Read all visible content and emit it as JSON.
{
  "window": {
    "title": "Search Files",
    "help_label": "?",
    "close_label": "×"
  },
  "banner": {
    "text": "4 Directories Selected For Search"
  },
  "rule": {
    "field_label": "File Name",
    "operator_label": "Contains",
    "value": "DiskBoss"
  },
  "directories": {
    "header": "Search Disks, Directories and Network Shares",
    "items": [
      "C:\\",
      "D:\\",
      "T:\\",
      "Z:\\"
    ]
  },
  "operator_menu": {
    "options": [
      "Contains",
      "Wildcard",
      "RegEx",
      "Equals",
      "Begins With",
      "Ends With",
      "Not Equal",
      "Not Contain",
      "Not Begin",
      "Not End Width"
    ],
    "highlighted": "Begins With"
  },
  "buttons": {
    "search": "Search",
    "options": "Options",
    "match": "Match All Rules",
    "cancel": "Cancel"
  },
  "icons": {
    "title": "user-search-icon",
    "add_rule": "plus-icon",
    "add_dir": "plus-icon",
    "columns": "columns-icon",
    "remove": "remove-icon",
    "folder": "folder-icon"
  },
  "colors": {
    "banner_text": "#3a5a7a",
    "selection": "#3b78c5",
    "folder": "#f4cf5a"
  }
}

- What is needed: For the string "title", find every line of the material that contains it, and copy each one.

- Your response:
    "title": "Search Files",
    "title": "user-search-icon",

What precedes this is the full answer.